Is your hashtag using you instead of the other way around?  

So you’ve been Tweeting a unique hashtag for your blog or your brand and adding it to your Twitter posts for a while – it hasn’t quite caught on. #awsmsoftware What were your original intentions in using this tag? Did you want to have a unique brand imprint on Twitter besides your handle? Unfortunately it’s kind of chicken and egg – the hashtag no one uses will not help promote your blog or your brand like a commonly used hashtag will. You will have to use your blog or your brand to promote the hashtag – not the other way around – and then possibly it can become a “household word” at least among your audience. Optimize your posts, and once you get more impressions, mentions and ReTweets people will be excited to spread the word about your blog or your brand, and use those specific hashtags.
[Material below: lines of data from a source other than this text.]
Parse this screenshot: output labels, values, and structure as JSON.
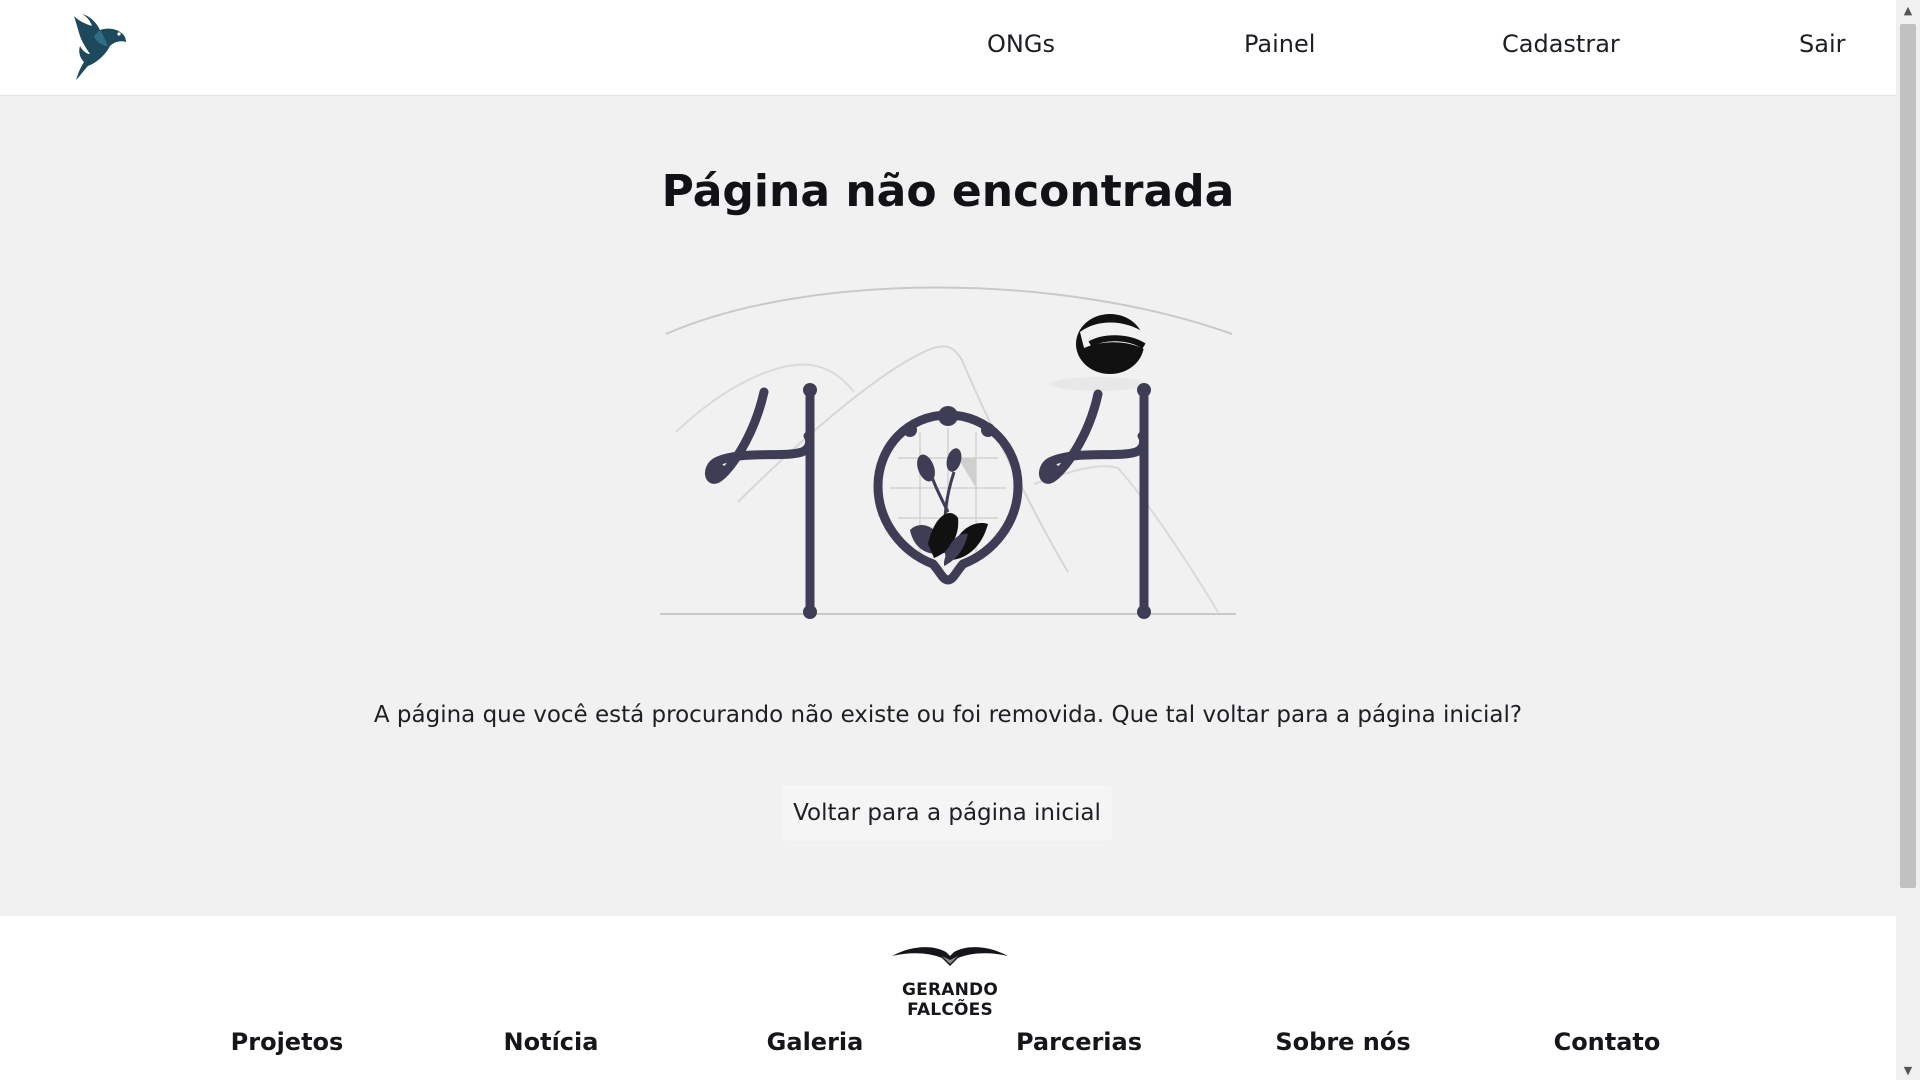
{
  "header": {
    "logo_icon": "bird-logo-icon",
    "nav": [
      {
        "label": "ONGs"
      },
      {
        "label": "Painel"
      },
      {
        "label": "Cadastrar"
      },
      {
        "label": "Sair"
      }
    ]
  },
  "main": {
    "title": "Página não encontrada",
    "illustration_icon": "404-illustration",
    "message": "A página que você está procurando não existe ou foi removida. Que tal voltar para a página inicial?",
    "button_label": "Voltar para a página inicial"
  },
  "footer": {
    "brand": "GERANDO FALCÕES",
    "brand_icon": "falcon-wings-logo",
    "links": [
      {
        "label": "Projetos"
      },
      {
        "label": "Notícia"
      },
      {
        "label": "Galeria"
      },
      {
        "label": "Parcerias"
      },
      {
        "label": "Sobre nós"
      },
      {
        "label": "Contato"
      }
    ]
  },
  "colors": {
    "main_background": "#f1f1f1",
    "illustration_ink": "#3f3d56",
    "logo_teal": "#1c4a5c"
  }
}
Make sure you’re heavily promoting the hashtag on your blog and other channels.  In the short term, it is much more effective to keep to using common industry hashtags and your conference hashtag. However, if you have the time and inspiration to create your own unique hashtag and promote it – in the long term it has potential for branding.

3 THINGS TO REMEMBER ABOUT HASHTAGS#
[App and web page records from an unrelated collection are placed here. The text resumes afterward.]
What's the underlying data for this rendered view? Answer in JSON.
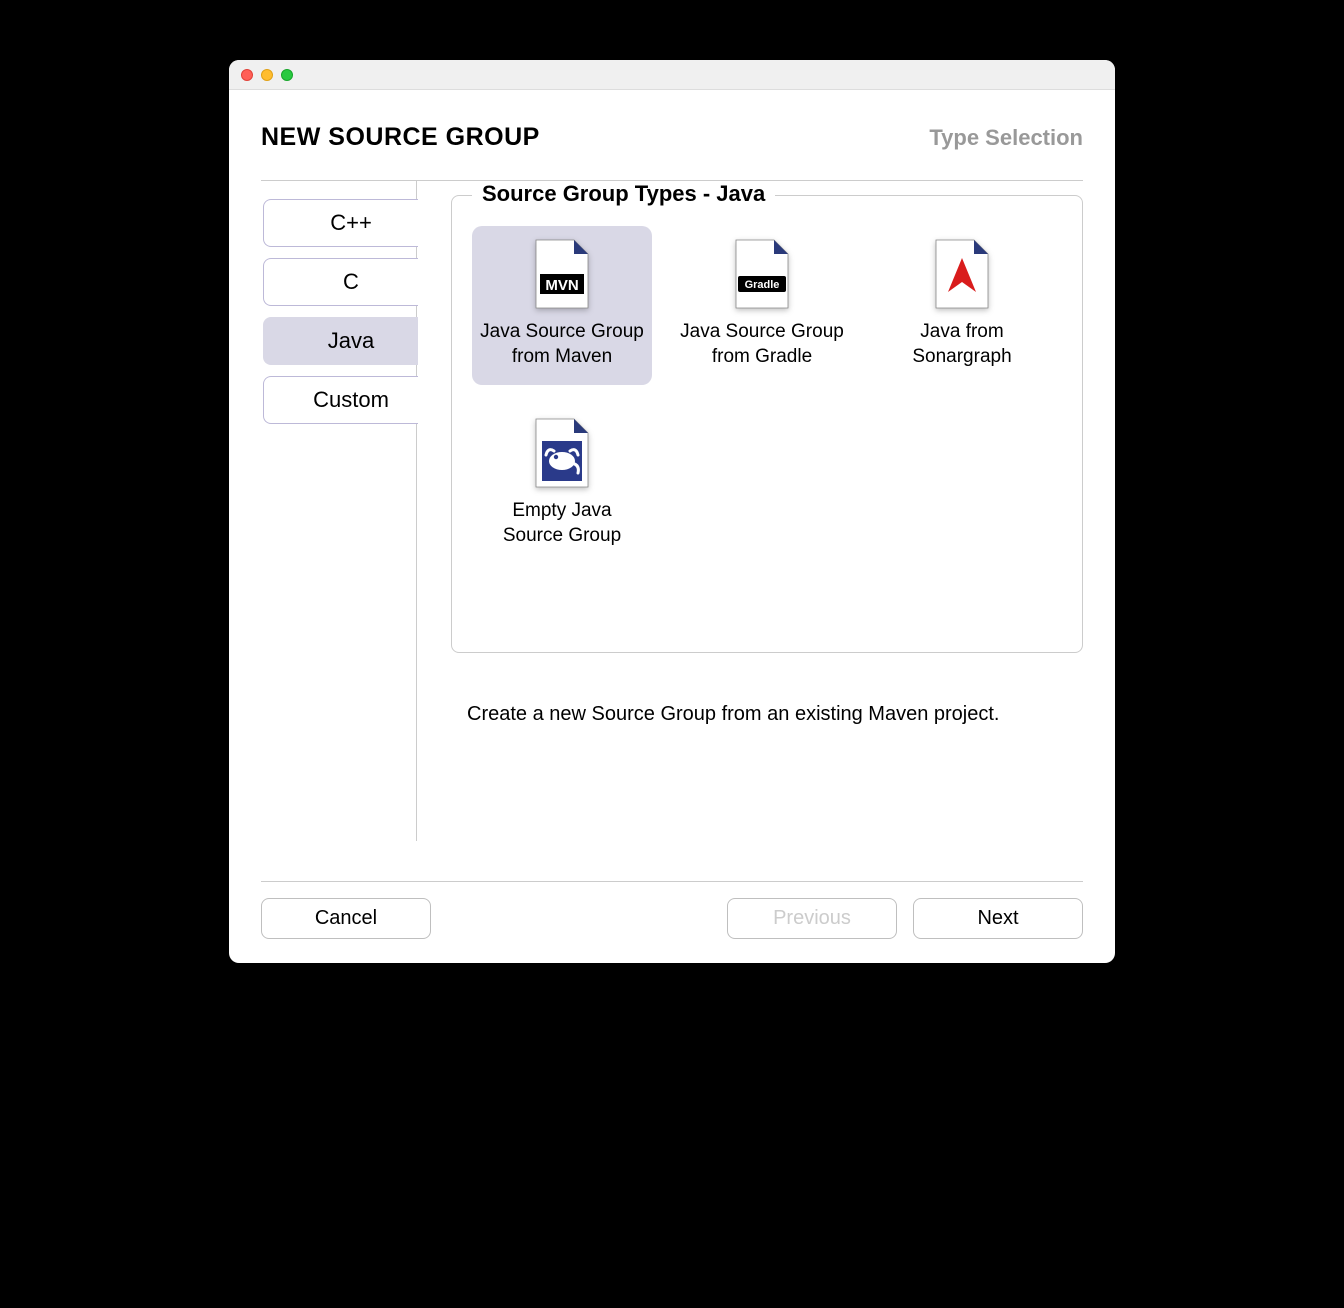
{
  "header": {
    "title": "NEW SOURCE GROUP",
    "subtitle": "Type Selection"
  },
  "sidebar": {
    "items": [
      {
        "label": "C++",
        "selected": false
      },
      {
        "label": "C",
        "selected": false
      },
      {
        "label": "Java",
        "selected": true
      },
      {
        "label": "Custom",
        "selected": false
      }
    ]
  },
  "types": {
    "legend": "Source Group Types - Java",
    "items": [
      {
        "label": "Java Source Group from Maven",
        "icon": "mvn",
        "selected": true
      },
      {
        "label": "Java Source Group from Gradle",
        "icon": "gradle",
        "selected": false
      },
      {
        "label": "Java from Sonargraph",
        "icon": "sonargraph",
        "selected": false
      },
      {
        "label": "Empty Java Source Group",
        "icon": "sourcetrail",
        "selected": false
      }
    ]
  },
  "description": "Create a new Source Group from an existing Maven project.",
  "footer": {
    "cancel": "Cancel",
    "previous": "Previous",
    "next": "Next"
  },
  "icons": {
    "mvn_text": "MVN",
    "gradle_text": "Gradle"
  }
}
  •  Use your followers, those you follow and influencers to source the correct hashtags for your industry.
  •  A hashtag will only help promote your content if it is commonly used by those in your industry. Creating a new hashtag has no immediate effect to helping your Tweet, takes up valuable Twitter real estate, and in fact will require you to promote the hashtag outside Twitter to be at all effective.
  • Hashtags are very powerful. People are 55% more likely to RT your post if it uses a hashtag. By the same token, using hashtags incorrectly – ie. just slapping a pound sign on a word without thinking it through and proper research – may actually decrease your chance of getting engagement.

See a few more tips on using hashtags for Instagram, Facebook and other channels here.